"What did you get for dinner, then?" I asked Mr A&N when he returned from the food shopping.
"Salmon. Can you pop it in the fridge while I unload the car?"
The salmon didn't take much hunting around for, since it wasn't just salmon, but a credit-crunch-busting, half-price whole salmon, head et al. Popping it in the fridge wasn't possible since this beast was strapped to a heavy piece of cardboard and more than spanned the width of the fridge. Freezer bags and carving knife would have to come out before we could think of putting this salmon away, as did our Hugh Fernley-Whittingstall book on Fish to help us figure out the appropriate way to honor the beastie.
As Mr A&N did his best to carve away with a dull knife and pick bones out with my best tweezers (no wonder proper sushi chefs aren't allowed to touch a blade for their first 2 years of study), I flipped through and read out recipes. It might have been the Japanese frame of mind we were in, but we settled on the slow-cooked Japanese style salmon, which (Hugh assured us) could be prepared with whole mackerel, trout, sea bass, or scad as well. The fish is slowly cooked in a sweet-and-sour sauce, which then has the flexibility of being adjusted for taste at the end, so that you can get the right combination of sweet and sour to set your taste buds pinging in the right direction.
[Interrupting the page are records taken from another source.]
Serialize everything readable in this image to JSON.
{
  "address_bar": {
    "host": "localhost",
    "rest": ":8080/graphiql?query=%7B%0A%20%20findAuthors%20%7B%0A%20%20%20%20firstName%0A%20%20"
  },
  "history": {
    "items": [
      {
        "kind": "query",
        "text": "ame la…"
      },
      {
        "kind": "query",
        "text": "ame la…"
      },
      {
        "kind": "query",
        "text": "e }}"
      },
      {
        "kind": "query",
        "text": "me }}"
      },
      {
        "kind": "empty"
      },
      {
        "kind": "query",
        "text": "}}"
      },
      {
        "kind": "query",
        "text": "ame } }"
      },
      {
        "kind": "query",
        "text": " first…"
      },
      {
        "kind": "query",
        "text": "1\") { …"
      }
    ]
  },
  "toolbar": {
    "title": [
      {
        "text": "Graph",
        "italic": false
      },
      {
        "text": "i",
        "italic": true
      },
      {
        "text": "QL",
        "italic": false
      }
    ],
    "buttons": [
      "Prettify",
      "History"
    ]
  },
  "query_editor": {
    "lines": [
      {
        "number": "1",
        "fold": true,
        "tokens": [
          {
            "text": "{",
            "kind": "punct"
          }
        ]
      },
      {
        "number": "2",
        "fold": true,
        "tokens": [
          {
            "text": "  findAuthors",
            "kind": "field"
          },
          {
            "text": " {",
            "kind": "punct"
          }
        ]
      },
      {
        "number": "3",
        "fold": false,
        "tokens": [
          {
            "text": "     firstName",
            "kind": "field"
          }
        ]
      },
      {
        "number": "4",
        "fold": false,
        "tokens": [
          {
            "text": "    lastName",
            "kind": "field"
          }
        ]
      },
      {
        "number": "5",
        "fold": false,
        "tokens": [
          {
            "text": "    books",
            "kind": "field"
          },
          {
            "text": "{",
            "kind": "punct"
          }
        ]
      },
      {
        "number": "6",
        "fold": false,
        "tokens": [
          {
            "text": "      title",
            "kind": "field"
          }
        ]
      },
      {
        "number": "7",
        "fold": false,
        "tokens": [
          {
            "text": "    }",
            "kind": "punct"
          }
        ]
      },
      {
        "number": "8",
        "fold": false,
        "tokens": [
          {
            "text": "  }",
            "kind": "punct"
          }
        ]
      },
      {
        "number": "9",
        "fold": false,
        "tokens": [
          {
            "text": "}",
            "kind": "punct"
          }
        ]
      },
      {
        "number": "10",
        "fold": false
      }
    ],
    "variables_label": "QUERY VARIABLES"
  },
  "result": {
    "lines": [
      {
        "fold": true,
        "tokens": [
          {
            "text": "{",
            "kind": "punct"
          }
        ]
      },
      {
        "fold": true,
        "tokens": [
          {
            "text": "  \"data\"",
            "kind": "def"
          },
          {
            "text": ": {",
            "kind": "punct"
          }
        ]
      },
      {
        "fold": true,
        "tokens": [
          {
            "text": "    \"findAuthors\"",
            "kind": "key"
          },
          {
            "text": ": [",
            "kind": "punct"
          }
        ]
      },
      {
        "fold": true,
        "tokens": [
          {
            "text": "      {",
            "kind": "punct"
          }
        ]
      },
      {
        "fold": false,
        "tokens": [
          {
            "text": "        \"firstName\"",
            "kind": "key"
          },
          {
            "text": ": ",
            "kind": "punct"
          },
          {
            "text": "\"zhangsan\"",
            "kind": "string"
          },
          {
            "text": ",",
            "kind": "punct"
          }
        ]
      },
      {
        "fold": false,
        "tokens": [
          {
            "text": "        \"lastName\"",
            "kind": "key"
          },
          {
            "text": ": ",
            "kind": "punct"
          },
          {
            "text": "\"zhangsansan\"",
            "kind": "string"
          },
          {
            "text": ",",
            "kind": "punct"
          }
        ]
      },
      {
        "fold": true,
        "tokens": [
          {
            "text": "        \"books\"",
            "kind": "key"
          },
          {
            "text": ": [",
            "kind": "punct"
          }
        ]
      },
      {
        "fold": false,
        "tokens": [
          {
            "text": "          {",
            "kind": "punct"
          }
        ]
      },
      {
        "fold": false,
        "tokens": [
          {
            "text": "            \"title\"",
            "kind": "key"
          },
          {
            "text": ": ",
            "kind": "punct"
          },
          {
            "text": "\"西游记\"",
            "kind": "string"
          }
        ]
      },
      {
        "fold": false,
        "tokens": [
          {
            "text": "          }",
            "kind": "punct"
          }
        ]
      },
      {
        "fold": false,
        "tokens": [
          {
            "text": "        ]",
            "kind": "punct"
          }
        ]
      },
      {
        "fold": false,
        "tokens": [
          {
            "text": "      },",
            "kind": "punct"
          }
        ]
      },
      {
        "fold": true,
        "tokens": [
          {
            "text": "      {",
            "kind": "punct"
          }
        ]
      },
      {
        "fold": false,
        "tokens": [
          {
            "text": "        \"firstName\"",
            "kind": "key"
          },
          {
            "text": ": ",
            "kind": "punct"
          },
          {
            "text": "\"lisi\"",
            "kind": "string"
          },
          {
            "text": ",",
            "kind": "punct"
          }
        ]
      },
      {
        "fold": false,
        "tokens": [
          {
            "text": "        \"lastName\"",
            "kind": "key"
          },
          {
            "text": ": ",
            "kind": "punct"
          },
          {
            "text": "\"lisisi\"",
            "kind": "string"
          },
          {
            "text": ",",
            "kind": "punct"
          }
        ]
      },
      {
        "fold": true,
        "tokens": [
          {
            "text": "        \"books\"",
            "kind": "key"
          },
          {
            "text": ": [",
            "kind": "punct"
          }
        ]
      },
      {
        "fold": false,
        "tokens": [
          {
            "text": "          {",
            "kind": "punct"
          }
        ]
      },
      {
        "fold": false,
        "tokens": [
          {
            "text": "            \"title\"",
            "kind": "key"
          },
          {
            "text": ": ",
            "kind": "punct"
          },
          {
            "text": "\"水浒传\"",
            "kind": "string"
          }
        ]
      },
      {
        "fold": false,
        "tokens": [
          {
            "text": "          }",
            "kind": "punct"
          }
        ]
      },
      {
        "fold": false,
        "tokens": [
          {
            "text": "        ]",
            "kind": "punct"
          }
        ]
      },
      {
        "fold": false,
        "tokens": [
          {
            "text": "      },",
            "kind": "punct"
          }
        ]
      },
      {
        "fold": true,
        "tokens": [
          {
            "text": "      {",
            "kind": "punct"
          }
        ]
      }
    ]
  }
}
Although the clue was in the name (SLOW-cooked fish), I didn't let the cooking time sink into me until it was 7pm and I just started the fish on its 3 hour journey. Hugh told me 'not to be tempted to move the fish until the 3 hours are up' but hunger got the better of us at 8.30 and he wasn't there to slap our wrists for our disobedience. Even with the shortened cooking time, the flavors had worked their way into the fish and making it tender (though not so much so that it fell apart, as Mr A&N feared) and authentically Japanese in flavor. We tried to balance the sweet with sour for the sauce so that none of the individual flavors stood out, and once reduced it made the perfect topping for the rice and veg we served the fish with.
A surprisingly professional taste for relatively little effort and (if such things matter to you) a very healthy meal. I can only imagine what heights the meal would have been taken to if we had listened to Hugh and left it cooking for the full 3 hours.
Japanese slow-cooked fish, from The River Cottage Fish Book
poaching liquid can cover 6-8 mackerel, or equivalent amount of other fish. I recommend making the whole amount and using any left over sauce for pouring over other items in the same or a later meal.
- 2 large, hot, dried whole red chillies
- 1/2 fist-sized piece of fresh ginger, cut into very thin slices
- 3-4 large garlic cloves, thinly sliced
- 75ml soy sauce
- 40ml / 2 1/2 Tbs apple cider vinegar
- 20g / 1 1/4 Tbs soft brown sugar
- about 400ml apple juice
- 3-4 salmon fillets or 6-8 whole mackerel, or equivalent
- Combine the chilli, ginger, garlic, soy sauce, apple cider vinegar, brown sugar, and half the apple juice in a small pot. Simmer gently until the sugar is dissolved, stirring occasionally.
- Pack the fish into a heavy-bottomed sauce pan so there's not much room left in the pot, and pour the sauce mixture over the fish. The fish should be fully covered (though only just) so if it's not the case, add more apple juice and stir.
- Bring to a very gentle simmer, then turn the heat down so it's only just bubbling but not boiling.
- Cover and cook for 3 hours, adding more apple juice at times if the level gets low. Hugh says: "Don't let it boil and don't be tempted to move the fish until the 3 hours are up". It's his recipe so it's probably best to listen to him.
- Remove the fish and keep warm, and reduce the sauce by 1/3 to 1/2. Taste and adjust the seasoning - it should be nicely spicy with a balance of sweet and sour flavors. So add a touch more apple juice if too salty, a touch more vinegar if too sweet, etc.